Isanders pay £2.4m more for deliveries
Customers in the Western Isles are paying over £2.4 million a year extra for delivery charges compared with their counterparts in the central belt of Scotland.
That is the key finding from research by the Scottish Parliament Information Centre which has led to renewed calls for legislation to clamp down on excess charging for deliveries to the Highlands and Islands.
It is the first time research has focused purely on differentials within Scotland rather than the UK as a whole – and the results highlight that this is almost entirely a Highland and Islands issue with almost 90 per cent of additional costs for the whole of Scotland concentrated in the region.
SPICe states: “All previous estimates were based on the additional cost to Scotland of parcel delivery surcharges relative to the rest of the UK … this 2021 costing is instead estimating the additional cost to Scottish adults in areas commonly impacted by parcel delivery surcharges relative to the rest of Scotland”.

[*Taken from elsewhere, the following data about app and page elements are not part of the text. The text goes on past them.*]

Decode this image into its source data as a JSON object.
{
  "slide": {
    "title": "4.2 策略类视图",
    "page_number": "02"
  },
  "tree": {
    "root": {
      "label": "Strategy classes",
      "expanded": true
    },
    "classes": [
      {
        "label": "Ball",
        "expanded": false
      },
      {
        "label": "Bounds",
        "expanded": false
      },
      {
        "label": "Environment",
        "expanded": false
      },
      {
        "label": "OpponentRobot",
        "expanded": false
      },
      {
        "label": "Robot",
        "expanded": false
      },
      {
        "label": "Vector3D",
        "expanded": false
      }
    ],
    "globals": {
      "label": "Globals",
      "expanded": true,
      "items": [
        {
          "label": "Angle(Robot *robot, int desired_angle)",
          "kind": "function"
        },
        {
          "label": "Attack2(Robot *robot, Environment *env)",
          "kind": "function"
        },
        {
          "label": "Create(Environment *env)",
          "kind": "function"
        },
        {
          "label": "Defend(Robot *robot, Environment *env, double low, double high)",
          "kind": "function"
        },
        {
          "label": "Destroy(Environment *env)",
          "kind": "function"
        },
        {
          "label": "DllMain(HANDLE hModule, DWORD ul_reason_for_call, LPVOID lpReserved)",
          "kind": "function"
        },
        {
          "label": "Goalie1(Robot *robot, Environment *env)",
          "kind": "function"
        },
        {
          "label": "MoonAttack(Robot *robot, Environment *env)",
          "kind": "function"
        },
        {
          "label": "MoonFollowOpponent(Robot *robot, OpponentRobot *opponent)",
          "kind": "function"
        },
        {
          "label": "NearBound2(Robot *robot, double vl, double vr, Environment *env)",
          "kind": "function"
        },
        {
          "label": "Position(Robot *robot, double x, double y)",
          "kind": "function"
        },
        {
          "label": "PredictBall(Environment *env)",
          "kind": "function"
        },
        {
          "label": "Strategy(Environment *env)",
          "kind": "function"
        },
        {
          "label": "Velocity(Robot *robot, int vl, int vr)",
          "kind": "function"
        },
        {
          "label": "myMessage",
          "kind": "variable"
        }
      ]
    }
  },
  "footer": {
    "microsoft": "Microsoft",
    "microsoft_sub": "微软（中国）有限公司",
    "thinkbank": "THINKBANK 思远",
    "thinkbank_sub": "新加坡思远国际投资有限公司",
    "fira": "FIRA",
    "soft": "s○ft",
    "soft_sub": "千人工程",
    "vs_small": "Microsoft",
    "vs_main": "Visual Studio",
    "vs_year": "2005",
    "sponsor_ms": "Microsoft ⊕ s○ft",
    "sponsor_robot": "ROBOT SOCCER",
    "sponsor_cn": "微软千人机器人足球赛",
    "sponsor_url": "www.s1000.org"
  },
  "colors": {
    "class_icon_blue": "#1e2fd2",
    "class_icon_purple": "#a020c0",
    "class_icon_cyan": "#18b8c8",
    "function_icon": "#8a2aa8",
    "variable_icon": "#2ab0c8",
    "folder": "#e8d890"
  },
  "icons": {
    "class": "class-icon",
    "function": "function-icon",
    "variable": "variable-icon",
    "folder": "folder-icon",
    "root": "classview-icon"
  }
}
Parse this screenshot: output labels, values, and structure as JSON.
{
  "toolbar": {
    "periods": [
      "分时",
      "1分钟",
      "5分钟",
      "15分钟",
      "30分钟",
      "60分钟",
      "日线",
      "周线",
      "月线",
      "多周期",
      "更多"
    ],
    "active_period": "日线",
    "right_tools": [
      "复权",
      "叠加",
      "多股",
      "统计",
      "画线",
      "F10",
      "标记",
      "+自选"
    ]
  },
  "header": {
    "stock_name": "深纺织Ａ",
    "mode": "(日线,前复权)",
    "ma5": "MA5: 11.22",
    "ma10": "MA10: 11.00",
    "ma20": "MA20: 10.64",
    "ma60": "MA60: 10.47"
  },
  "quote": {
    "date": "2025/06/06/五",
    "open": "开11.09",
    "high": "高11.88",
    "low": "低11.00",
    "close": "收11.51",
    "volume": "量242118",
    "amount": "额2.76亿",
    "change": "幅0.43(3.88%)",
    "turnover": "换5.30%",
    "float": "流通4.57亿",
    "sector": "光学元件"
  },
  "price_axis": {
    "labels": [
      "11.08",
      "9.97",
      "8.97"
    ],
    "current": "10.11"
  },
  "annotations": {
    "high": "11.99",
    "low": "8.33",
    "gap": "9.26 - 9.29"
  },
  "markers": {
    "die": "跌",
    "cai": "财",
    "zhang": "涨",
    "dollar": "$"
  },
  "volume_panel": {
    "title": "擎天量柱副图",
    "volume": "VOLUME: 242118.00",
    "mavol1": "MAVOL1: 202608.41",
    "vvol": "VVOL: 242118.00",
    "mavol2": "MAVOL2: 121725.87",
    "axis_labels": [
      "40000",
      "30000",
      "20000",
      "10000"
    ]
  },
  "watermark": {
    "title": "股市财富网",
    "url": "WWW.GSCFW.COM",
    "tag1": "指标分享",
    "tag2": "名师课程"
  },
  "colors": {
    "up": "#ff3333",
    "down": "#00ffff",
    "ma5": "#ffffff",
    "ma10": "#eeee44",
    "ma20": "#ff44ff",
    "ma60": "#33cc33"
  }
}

Broken down by Parliamentary constituencies, the total in surcharges for the Highlands and Islands is £44 million with the figure for Na h’Eileanan an Iar estimated at £2.406 million. This has escalated in line with increased reliance on on-line shopping during the pandemic.
There is no breakdown provided of where the excess charges come from – whether they result in excess profit to the retailer or are in excess of actual delivery costs incurred by hauliers. In a recent House of Commons debate, a Government minister said that a review of the issue is being carried out.
While the Royal Mail is legally obliged to deliver parcels throughout the UK at a flat rate, many retailers choose to use private distribution networks which are not covered by legislation and consumers are warned to check delivery costs before ordering on-line.
Western Isles MSP Alasdair Allan said: “The fact some national couriers and retailers still administer surcharges for deliveries to certain areas of Scotland, including the Western Isles, absolutely cannot be justified. Why should someone in the islands have to pay so much more for the same product than someone in the Central Belt, or in the south of England?’